**Source records**
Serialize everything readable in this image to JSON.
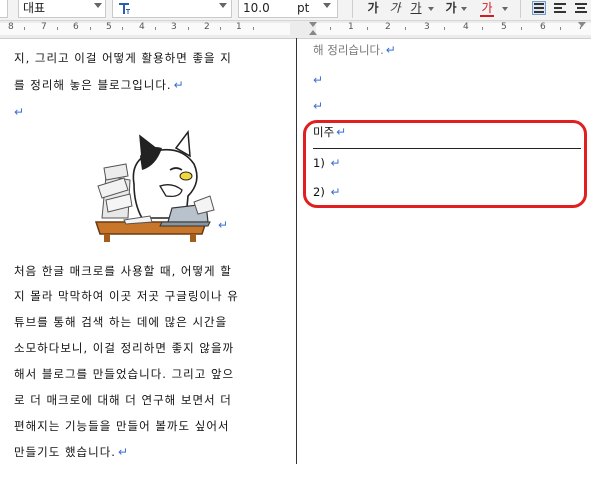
{
  "toolbar": {
    "style_name": "대표",
    "font_icon": "font-type-icon",
    "font_size": "10.0",
    "font_unit": "pt",
    "char_buttons": [
      "가",
      "가",
      "가",
      "가",
      "가"
    ],
    "text_color": "#d01e1e",
    "align_icons": [
      "align-justify-icon",
      "align-left-icon",
      "align-center-icon"
    ]
  },
  "ruler": {
    "left_numbers": [
      "8",
      "7",
      "6",
      "5",
      "4",
      "3",
      "2",
      "1"
    ],
    "right_numbers": [
      "1",
      "2",
      "3",
      "4",
      "5",
      "6",
      "7"
    ]
  },
  "left_column": {
    "lines": [
      "지, 그리고 이걸 어떻게 활용하면 좋을 지",
      "를 정리해 놓은 블로그입니다.",
      "",
      "처음 한글 매크로를 사용할 때, 어떻게 할",
      "지 몰라 막막하여 이곳 저곳 구글링이나 유",
      "튜브를 통해 검색 하는 데에 많은 시간을",
      "소모하다보니, 이걸 정리하면 좋지 않을까",
      "해서 블로그를 만들었습니다. 그리고 앞으",
      "로 더 매크로에 대해 더 연구해 보면서 더",
      "편해지는 기능들을 만들어 볼까도 싶어서",
      "만들기도 했습니다."
    ],
    "image": "cat-at-laptop-illustration"
  },
  "right_column": {
    "top_text": "해 정리습니다.",
    "footnote_title": "미주",
    "items": [
      "1)",
      "2)"
    ]
  },
  "colors": {
    "highlight": "#e02020",
    "para_mark": "#3b6fd3"
  }
}
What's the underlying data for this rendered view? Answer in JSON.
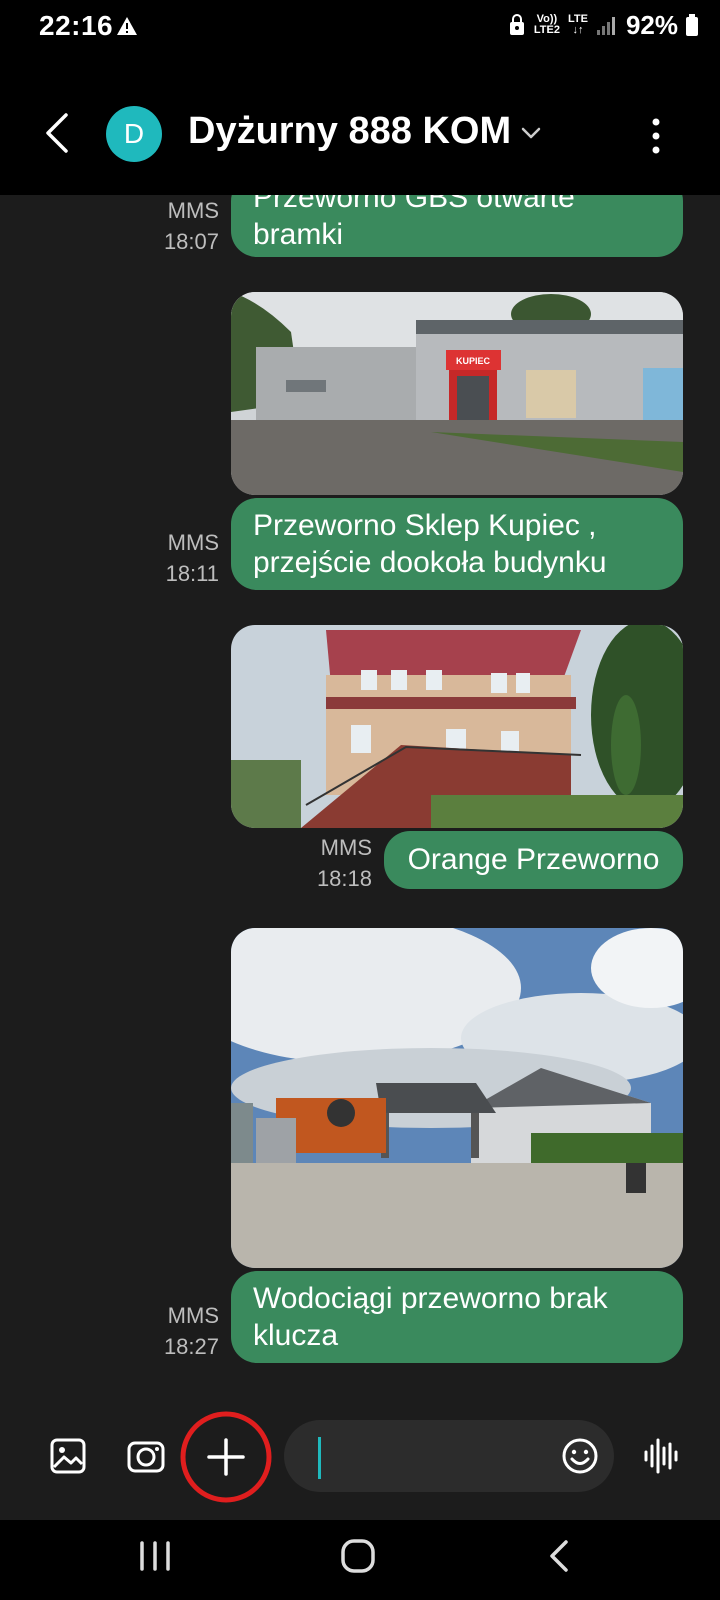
{
  "status_bar": {
    "time": "22:16",
    "network_line1": "Vo))",
    "network_line2": "LTE2",
    "lte_label": "LTE",
    "battery": "92%"
  },
  "header": {
    "avatar_letter": "D",
    "contact_name": "Dyżurny 888 KOM"
  },
  "messages": [
    {
      "type": "MMS",
      "time": "18:07",
      "line1": "Przeworno GBS  otwarte",
      "line2": "bramki"
    },
    {
      "type": "MMS",
      "time": "18:11",
      "line1": "Przeworno Sklep Kupiec  ,",
      "line2": "przejście dookoła budynku"
    },
    {
      "type": "MMS",
      "time": "18:18",
      "line1": "Orange Przeworno"
    },
    {
      "type": "MMS",
      "time": "18:27",
      "line1": "Wodociągi przeworno brak",
      "line2": "klucza"
    }
  ],
  "photo_texts": {
    "shop_sign": "KUPIEC"
  },
  "icons": {
    "status": [
      "warning-icon",
      "sim-lock-icon",
      "signal-icon",
      "battery-icon"
    ],
    "header": [
      "back-icon",
      "chevron-down-icon",
      "more-icon"
    ],
    "input_bar": [
      "gallery-icon",
      "camera-icon",
      "add-icon",
      "emoji-icon",
      "voice-icon"
    ],
    "nav": [
      "recents-icon",
      "home-icon",
      "nav-back-icon"
    ]
  },
  "colors": {
    "bubble": "#3a8a5d",
    "avatar": "#1fb9bd",
    "highlight_circle": "#e01e1e"
  }
}
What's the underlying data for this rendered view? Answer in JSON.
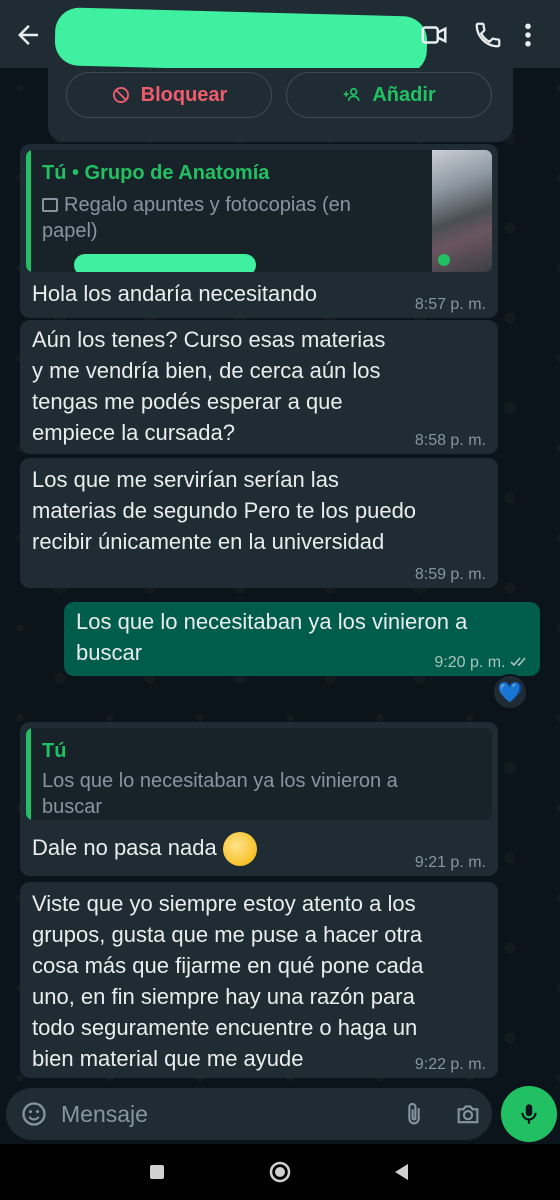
{
  "header": {
    "back_icon": "arrow-left-icon",
    "actions": [
      "video-call-icon",
      "phone-icon",
      "more-vert-icon"
    ]
  },
  "contact_actions": {
    "block_label": "Bloquear",
    "add_label": "Añadir"
  },
  "messages": [
    {
      "direction": "in",
      "quote": {
        "name": "Tú • Grupo de Anatomía",
        "text": "Regalo apuntes y fotocopias (en papel)",
        "has_image": true
      },
      "text": "Hola los andaría necesitando",
      "time": "8:57 p. m."
    },
    {
      "direction": "in",
      "lines": [
        "Aún los tenes? Curso esas materias",
        "y me vendría bien, de cerca aún los",
        "tengas me podés esperar a que",
        "empiece la cursada?"
      ],
      "time": "8:58 p. m."
    },
    {
      "direction": "in",
      "lines": [
        "Los que me servirían serían las",
        "materias de segundo Pero te los puedo",
        "recibir únicamente en la universidad"
      ],
      "time": "8:59 p. m."
    },
    {
      "direction": "out",
      "lines": [
        "Los que lo necesitaban ya los vinieron a",
        "buscar"
      ],
      "time": "9:20 p. m.",
      "reaction": "💙"
    },
    {
      "direction": "in",
      "quote": {
        "name": "Tú",
        "lines": [
          "Los que lo necesitaban ya los vinieron a",
          "buscar"
        ]
      },
      "text": "Dale no pasa nada",
      "emoji": "😢",
      "time": "9:21 p. m."
    },
    {
      "direction": "in",
      "lines": [
        "Viste que yo siempre estoy atento a los",
        "grupos, gusta que me puse a hacer otra",
        "cosa más que fijarme en qué pone cada",
        "uno, en fin siempre hay una razón para",
        "todo seguramente encuentre o haga un",
        "bien material que me ayude"
      ],
      "time": "9:22 p. m."
    }
  ],
  "composer": {
    "placeholder": "Mensaje",
    "icons": [
      "sticker-icon",
      "attach-icon",
      "camera-icon",
      "mic-icon"
    ]
  },
  "colors": {
    "background": "#0b141a",
    "incoming": "#1f2c34",
    "outgoing": "#005c4b",
    "accent": "#21c063",
    "danger": "#f15c6d"
  }
}
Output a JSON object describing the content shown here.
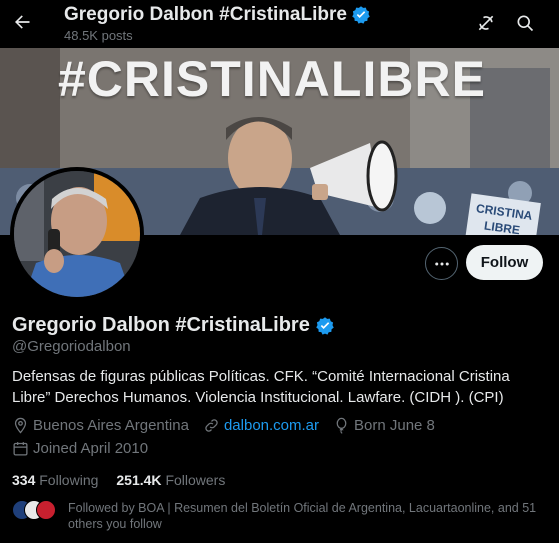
{
  "header": {
    "name": "Gregorio Dalbon #CristinaLibre",
    "posts": "48.5K posts"
  },
  "banner": {
    "text": "#CRISTINALIBRE",
    "sign_text": "CRISTINA LIBRE"
  },
  "actions": {
    "follow_label": "Follow"
  },
  "profile": {
    "display_name": "Gregorio Dalbon #CristinaLibre",
    "handle": "@Gregoriodalbon",
    "bio": "Defensas de figuras públicas Políticas. CFK. “Comité Internacional Cristina Libre” Derechos Humanos. Violencia Institucional. Lawfare. (CIDH ). (CPI)",
    "location": "Buenos Aires Argentina",
    "website": "dalbon.com.ar",
    "born": "Born June 8",
    "joined": "Joined April 2010"
  },
  "stats": {
    "following_count": "334",
    "following_label": "Following",
    "followers_count": "251.4K",
    "followers_label": "Followers"
  },
  "followed_by": {
    "text": "Followed by BOA | Resumen del Boletín Oficial de Argentina, Lacuartaonline, and 51 others you follow"
  },
  "colors": {
    "background": "#000000",
    "text": "#e7e9ea",
    "muted": "#71767b",
    "link": "#1d9bf0",
    "verified": "#1d9bf0",
    "follow_button_bg": "#eff3f4"
  },
  "icons": [
    "back-arrow-icon",
    "grok-icon",
    "search-icon",
    "verified-badge-icon",
    "more-icon",
    "location-icon",
    "link-icon",
    "balloon-icon",
    "calendar-icon"
  ]
}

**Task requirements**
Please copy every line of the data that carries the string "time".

**Response area**
    "time": "22:16",
      "time": "18:07",
      "time": "18:11",
      "time": "18:18",
      "time": "18:27",
      "time": "8:57 p. m."
      "time": "8:58 p. m."
      "time": "8:59 p. m."
      "time": "9:20 p. m.",
      "time": "9:21 p. m."
      "time": "9:22 p. m."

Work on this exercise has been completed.